In celebration of his legacy, Wall Drawing 552D will be presented in Gilbert Court for at least two years. LeWitt’s tilted cube playfully complements Renzo Piano’s geometric architecture, notably the nearby Clare Eddy Thaw Gallery, informally referred to as “the cube.”
In a radical gesture, LeWitt made his first wall drawing by drawing directly on the wall in pencil, for an exhibition at Paula Cooper Gallery in 1968. “In conceptual art the idea or concept is the most important aspect of the work,” wrote LeWitt in 1967, “All of the planning and decisions are made beforehand and the execution is a perfunctory affair.” Consistent with his groundbreaking writings on the subject, each wall drawing exists primarily as a set of detailed written instructions, which are then executed by draftspersons. At the end of exhibition, the drawing is painted over, challenging conventional notions of artistic authorship and status. Visitors will be able to witness the installation process for Wall Drawing 552D between June 29 and August 22, 2018.

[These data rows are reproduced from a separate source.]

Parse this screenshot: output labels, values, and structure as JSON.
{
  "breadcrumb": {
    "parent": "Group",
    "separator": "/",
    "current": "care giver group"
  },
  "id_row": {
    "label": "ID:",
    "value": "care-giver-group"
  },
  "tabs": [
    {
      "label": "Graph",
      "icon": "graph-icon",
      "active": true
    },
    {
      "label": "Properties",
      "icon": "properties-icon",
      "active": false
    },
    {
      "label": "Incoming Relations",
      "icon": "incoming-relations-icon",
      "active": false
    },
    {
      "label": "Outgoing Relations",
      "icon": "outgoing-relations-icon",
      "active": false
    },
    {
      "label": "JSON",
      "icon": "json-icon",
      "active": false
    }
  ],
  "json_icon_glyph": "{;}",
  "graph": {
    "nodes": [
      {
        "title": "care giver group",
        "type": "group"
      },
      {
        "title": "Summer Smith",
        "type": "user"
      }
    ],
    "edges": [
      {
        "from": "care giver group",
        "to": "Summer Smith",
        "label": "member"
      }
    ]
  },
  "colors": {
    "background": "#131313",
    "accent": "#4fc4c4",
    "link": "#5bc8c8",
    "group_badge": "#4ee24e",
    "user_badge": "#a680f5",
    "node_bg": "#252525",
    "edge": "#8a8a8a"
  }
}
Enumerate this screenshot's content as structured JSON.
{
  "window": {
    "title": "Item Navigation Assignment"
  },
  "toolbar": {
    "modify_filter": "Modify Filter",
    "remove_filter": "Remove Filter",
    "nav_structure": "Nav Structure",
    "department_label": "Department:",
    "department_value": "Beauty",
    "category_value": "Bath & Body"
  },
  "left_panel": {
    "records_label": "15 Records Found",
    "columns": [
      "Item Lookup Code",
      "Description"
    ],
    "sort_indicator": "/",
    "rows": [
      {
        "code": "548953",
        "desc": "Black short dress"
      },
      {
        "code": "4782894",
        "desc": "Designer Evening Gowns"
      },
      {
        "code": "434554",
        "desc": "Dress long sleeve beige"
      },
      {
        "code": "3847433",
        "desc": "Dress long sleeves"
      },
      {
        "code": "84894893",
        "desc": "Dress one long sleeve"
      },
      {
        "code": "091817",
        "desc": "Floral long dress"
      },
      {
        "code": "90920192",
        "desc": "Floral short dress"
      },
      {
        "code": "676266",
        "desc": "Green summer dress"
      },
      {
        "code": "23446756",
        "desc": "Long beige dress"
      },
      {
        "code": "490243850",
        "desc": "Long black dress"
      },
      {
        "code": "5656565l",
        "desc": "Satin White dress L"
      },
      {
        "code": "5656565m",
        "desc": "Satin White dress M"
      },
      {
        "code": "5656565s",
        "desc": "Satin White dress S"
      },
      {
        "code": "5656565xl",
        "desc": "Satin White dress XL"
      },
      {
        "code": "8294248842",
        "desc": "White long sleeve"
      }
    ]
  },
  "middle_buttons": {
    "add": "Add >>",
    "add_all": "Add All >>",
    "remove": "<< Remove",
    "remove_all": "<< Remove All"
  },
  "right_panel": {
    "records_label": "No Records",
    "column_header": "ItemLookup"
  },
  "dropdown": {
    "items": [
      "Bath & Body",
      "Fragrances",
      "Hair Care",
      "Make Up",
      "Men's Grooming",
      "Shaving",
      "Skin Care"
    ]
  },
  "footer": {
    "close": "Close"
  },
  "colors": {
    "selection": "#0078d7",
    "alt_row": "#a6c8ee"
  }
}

LeWitt conceived over a thousand such wall drawings using graphite, colored pencil, crayon, ink, ink wash, and acrylic. Many of LeWitt’s wall drawings from the 1980s feature the cube and its derivative forms, but with a heightened interest in color and perception. To achieve rich and luminous surfaces—inspired by his visits to Italian Renaissance frescoes—LeWitt devised a specific system of superimposing pigments, layer upon wet layer, with ink-soaked rags
Several wall drawings are visible today in public spaces in Manhattan, such as the lobby of the Museum of Modern Art, the Jewish Museum, the lobby of 26 Federal Plaza, and the 59th Street-Columbus Circle subway station. However, Wall Drawing 552D is a rare example of LeWitt’s use of ink washes. First conceived and created in 1987 at the Royal Scottish Academy in Edinburgh, Scotland, it will be approximately 20 feet high and 30 feet wide.
“Sol LeWitt’s work has not only transformed the world of art, but has also enlivened and enriched the atmosphere of numerous public spaces,” said Colin B. Bailey, director of the Morgan. “Since 2010, the Gilbert Court has been the site of exciting public installations of contemporary art. We are grateful to the LeWitt Family for this generous gift and delighted to pay tribute to the twentieth century master.”
The Morgan will celebrate the wall drawing during Free Friday hours on Friday, September 7, 7-9 PM, with a screening of the documentary Sol LeWitt: Wall Drawings (2010), directed by Edgar B. Howard and Tom Piper and a special “pop-up” bar.
Image: Sol LeWitt (1928-2007), Wall Drawing 552D, A tilted form with color ink washes superimposed. The walls are bordered by 8" (20 cm) black bands. Color ink wash, dimensions variable. First Drawn by: David Higginbotham, Linda Taylor, Jo Watanabe. First Installation: Royal Scottish Academy, Edinburgh, Scotland, December 1987.Gift of the LeWitt Family in Honor of Richard and Ronay Menschel. © 2018 The LeWitt Estate / Artists Rights Society (ARS), New York. Courtesy Paula Cooper Gallery, New York